◆ Exercise instructions
In full and without edits, write out the data that follows.

◆ Records for this exercise
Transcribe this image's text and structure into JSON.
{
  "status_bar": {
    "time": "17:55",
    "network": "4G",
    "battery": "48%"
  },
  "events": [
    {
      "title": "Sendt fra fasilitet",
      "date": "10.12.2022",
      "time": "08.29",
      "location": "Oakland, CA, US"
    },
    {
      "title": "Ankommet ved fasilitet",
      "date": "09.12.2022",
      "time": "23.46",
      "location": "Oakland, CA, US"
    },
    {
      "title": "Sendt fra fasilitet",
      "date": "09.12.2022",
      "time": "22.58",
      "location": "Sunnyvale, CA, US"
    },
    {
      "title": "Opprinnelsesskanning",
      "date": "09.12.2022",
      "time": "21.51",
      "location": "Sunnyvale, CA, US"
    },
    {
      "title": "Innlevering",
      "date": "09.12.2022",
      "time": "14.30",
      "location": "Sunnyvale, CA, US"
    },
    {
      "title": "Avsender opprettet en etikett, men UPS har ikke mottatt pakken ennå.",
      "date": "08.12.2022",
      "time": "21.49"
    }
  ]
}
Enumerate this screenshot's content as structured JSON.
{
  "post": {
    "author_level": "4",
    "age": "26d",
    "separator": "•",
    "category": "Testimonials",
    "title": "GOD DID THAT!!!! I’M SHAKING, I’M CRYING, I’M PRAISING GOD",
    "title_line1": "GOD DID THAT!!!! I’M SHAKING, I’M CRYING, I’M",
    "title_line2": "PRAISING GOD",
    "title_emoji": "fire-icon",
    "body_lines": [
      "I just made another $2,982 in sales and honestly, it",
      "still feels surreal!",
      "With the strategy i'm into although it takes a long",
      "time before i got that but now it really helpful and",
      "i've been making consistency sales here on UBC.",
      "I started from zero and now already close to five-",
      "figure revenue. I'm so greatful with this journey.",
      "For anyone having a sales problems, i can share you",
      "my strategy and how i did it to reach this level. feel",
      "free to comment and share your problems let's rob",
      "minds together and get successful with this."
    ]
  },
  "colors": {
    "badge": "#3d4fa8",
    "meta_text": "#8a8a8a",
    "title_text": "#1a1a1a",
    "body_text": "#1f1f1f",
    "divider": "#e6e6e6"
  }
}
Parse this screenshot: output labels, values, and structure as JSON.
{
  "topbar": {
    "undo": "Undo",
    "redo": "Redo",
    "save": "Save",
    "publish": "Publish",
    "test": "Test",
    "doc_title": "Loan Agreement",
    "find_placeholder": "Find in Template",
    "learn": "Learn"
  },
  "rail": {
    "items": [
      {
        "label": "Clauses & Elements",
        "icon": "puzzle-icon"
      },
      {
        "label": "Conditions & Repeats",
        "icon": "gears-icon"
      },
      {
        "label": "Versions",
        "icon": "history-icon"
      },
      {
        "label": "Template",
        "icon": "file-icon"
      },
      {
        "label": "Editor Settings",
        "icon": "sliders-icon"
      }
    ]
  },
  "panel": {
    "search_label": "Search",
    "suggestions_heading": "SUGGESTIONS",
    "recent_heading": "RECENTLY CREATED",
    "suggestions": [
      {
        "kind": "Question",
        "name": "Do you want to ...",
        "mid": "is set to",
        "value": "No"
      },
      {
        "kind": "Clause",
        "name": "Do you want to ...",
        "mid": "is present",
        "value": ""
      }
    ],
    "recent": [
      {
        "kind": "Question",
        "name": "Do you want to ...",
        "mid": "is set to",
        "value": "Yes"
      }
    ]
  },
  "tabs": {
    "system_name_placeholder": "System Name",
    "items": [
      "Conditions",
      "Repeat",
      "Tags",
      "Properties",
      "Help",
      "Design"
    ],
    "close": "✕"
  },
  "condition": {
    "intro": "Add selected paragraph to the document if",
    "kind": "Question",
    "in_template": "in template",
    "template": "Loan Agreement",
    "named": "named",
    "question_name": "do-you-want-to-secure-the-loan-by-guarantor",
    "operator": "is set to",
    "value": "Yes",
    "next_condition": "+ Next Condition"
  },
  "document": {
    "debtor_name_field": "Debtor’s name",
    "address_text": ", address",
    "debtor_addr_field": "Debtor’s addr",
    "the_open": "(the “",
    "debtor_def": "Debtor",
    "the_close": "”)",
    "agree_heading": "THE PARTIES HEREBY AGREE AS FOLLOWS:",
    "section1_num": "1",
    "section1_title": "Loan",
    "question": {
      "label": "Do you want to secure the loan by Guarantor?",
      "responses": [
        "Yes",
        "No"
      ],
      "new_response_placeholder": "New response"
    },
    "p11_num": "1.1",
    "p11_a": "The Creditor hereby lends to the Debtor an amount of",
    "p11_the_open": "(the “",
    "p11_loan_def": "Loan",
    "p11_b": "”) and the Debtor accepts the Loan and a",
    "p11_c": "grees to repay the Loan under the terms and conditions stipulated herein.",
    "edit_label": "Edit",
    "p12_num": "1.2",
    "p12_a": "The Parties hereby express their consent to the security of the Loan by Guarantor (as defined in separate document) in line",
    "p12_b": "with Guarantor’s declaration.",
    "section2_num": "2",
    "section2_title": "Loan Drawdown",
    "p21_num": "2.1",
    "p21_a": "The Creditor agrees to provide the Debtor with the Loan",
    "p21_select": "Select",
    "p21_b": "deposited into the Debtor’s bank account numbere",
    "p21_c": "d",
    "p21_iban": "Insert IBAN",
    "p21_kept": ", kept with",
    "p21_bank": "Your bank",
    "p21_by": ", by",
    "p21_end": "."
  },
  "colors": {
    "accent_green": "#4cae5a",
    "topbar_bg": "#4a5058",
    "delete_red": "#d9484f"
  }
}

◆ Expected answer
Transcribe this image's text and structure into JSON.
{
  "status_bar": {
    "time": "17:55",
    "network": "4G",
    "battery": "48%"
  },
  "events": [
    {
      "title": "Sendt fra fasilitet",
      "date": "10.12.2022",
      "time": "08.29",
      "location": "Oakland, CA, US"
    },
    {
      "title": "Ankommet ved fasilitet",
      "date": "09.12.2022",
      "time": "23.46",
      "location": "Oakland, CA, US"
    },
    {
      "title": "Sendt fra fasilitet",
      "date": "09.12.2022",
      "time": "22.58",
      "location": "Sunnyvale, CA, US"
    },
    {
      "title": "Opprinnelsesskanning",
      "date": "09.12.2022",
      "time": "21.51",
      "location": "Sunnyvale, CA, US"
    },
    {
      "title": "Innlevering",
      "date": "09.12.2022",
      "time": "14.30",
      "location": "Sunnyvale, CA, US"
    },
    {
      "title": "Avsender opprettet en etikett, men UPS har ikke mottatt pakken ennå.",
      "date": "08.12.2022",
      "time": "21.49"
    }
  ]
}
Enumerate this screenshot's content as structured JSON.
{
  "post": {
    "author_level": "4",
    "age": "26d",
    "separator": "•",
    "category": "Testimonials",
    "title": "GOD DID THAT!!!! I’M SHAKING, I’M CRYING, I’M PRAISING GOD",
    "title_line1": "GOD DID THAT!!!! I’M SHAKING, I’M CRYING, I’M",
    "title_line2": "PRAISING GOD",
    "title_emoji": "fire-icon",
    "body_lines": [
      "I just made another $2,982 in sales and honestly, it",
      "still feels surreal!",
      "With the strategy i'm into although it takes a long",
      "time before i got that but now it really helpful and",
      "i've been making consistency sales here on UBC.",
      "I started from zero and now already close to five-",
      "figure revenue. I'm so greatful with this journey.",
      "For anyone having a sales problems, i can share you",
      "my strategy and how i did it to reach this level. feel",
      "free to comment and share your problems let's rob",
      "minds together and get successful with this."
    ]
  },
  "colors": {
    "badge": "#3d4fa8",
    "meta_text": "#8a8a8a",
    "title_text": "#1a1a1a",
    "body_text": "#1f1f1f",
    "divider": "#e6e6e6"
  }
}
Parse this screenshot: output labels, values, and structure as JSON.
{
  "topbar": {
    "undo": "Undo",
    "redo": "Redo",
    "save": "Save",
    "publish": "Publish",
    "test": "Test",
    "doc_title": "Loan Agreement",
    "find_placeholder": "Find in Template",
    "learn": "Learn"
  },
  "rail": {
    "items": [
      {
        "label": "Clauses & Elements",
        "icon": "puzzle-icon"
      },
      {
        "label": "Conditions & Repeats",
        "icon": "gears-icon"
      },
      {
        "label": "Versions",
        "icon": "history-icon"
      },
      {
        "label": "Template",
        "icon": "file-icon"
      },
      {
        "label": "Editor Settings",
        "icon": "sliders-icon"
      }
    ]
  },
  "panel": {
    "search_label": "Search",
    "suggestions_heading": "SUGGESTIONS",
    "recent_heading": "RECENTLY CREATED",
    "suggestions": [
      {
        "kind": "Question",
        "name": "Do you want to ...",
        "mid": "is set to",
        "value": "No"
      },
      {
        "kind": "Clause",
        "name": "Do you want to ...",
        "mid": "is present",
        "value": ""
      }
    ],
    "recent": [
      {
        "kind": "Question",
        "name": "Do you want to ...",
        "mid": "is set to",
        "value": "Yes"
      }
    ]
  },
  "tabs": {
    "system_name_placeholder": "System Name",
    "items": [
      "Conditions",
      "Repeat",
      "Tags",
      "Properties",
      "Help",
      "Design"
    ],
    "close": "✕"
  },
  "condition": {
    "intro": "Add selected paragraph to the document if",
    "kind": "Question",
    "in_template": "in template",
    "template": "Loan Agreement",
    "named": "named",
    "question_name": "do-you-want-to-secure-the-loan-by-guarantor",
    "operator": "is set to",
    "value": "Yes",
    "next_condition": "+ Next Condition"
  },
  "document": {
    "debtor_name_field": "Debtor’s name",
    "address_text": ", address",
    "debtor_addr_field": "Debtor’s addr",
    "the_open": "(the “",
    "debtor_def": "Debtor",
    "the_close": "”)",
    "agree_heading": "THE PARTIES HEREBY AGREE AS FOLLOWS:",
    "section1_num": "1",
    "section1_title": "Loan",
    "question": {
      "label": "Do you want to secure the loan by Guarantor?",
      "responses": [
        "Yes",
        "No"
      ],
      "new_response_placeholder": "New response"
    },
    "p11_num": "1.1",
    "p11_a": "The Creditor hereby lends to the Debtor an amount of",
    "p11_the_open": "(the “",
    "p11_loan_def": "Loan",
    "p11_b": "”) and the Debtor accepts the Loan and a",
    "p11_c": "grees to repay the Loan under the terms and conditions stipulated herein.",
    "edit_label": "Edit",
    "p12_num": "1.2",
    "p12_a": "The Parties hereby express their consent to the security of the Loan by Guarantor (as defined in separate document) in line",
    "p12_b": "with Guarantor’s declaration.",
    "section2_num": "2",
    "section2_title": "Loan Drawdown",
    "p21_num": "2.1",
    "p21_a": "The Creditor agrees to provide the Debtor with the Loan",
    "p21_select": "Select",
    "p21_b": "deposited into the Debtor’s bank account numbere",
    "p21_c": "d",
    "p21_iban": "Insert IBAN",
    "p21_kept": ", kept with",
    "p21_bank": "Your bank",
    "p21_by": ", by",
    "p21_end": "."
  },
  "colors": {
    "accent_green": "#4cae5a",
    "topbar_bg": "#4a5058",
    "delete_red": "#d9484f"
  }
}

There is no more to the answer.